Saandals were not absent in the early Christian communities. Today’s first reading shows Paul confronted with one. A certain man is living with his stepmother in a relationship considered incestuous by both Jews and Gentiles. It doesn’t seem to bother the community. Paul implies that they are rather proud of it! Possibly the Corinthians are interpreting Paul’s own insistence that Christ has set us free from slavery to law to mean that morality no longer matters. Paul is horrified and angry. Far from rendering our manner of living inconsequential, the love that sets us free from corruption and wickedness inspires us and enables us to live with sincerity and truth.
Of course, it remains true that we are all sinners, and that the church is a community of sinners. Scandals will happen. However, they must not be condoned or tolerated, but faced and dealt with. The community must act—for the sake of its own integrity, but also for the sake of the sinner.
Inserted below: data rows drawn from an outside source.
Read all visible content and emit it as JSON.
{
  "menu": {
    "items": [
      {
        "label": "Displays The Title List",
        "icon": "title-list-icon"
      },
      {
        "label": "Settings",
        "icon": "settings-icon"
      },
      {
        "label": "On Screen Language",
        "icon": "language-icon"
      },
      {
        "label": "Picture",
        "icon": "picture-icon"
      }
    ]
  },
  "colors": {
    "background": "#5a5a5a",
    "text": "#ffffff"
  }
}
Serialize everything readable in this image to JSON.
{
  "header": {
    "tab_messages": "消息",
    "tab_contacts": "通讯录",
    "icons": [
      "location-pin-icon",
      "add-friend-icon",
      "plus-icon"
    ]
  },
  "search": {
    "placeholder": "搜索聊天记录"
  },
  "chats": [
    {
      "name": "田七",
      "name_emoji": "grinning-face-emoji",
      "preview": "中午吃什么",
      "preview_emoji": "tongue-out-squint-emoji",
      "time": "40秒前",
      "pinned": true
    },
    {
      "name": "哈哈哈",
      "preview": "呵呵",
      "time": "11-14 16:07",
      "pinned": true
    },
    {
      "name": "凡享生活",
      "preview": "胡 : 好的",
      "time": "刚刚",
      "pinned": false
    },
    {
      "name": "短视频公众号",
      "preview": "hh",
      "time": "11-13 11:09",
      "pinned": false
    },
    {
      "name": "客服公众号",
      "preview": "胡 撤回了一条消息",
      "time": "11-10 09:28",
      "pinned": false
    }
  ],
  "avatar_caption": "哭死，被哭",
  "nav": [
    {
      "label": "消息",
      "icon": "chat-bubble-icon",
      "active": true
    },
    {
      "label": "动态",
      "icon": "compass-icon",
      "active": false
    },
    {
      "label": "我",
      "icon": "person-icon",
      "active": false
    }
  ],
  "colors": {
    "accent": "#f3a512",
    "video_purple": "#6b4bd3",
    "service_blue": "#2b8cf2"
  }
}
The purpose of punishment is not ultimately to condemn but “so that his spirit may be saved on the day of the Lord.” Loving confrontation is a way of being our sister’s or brother’s keeper.
- Sr. Mary O’Brien, C.P.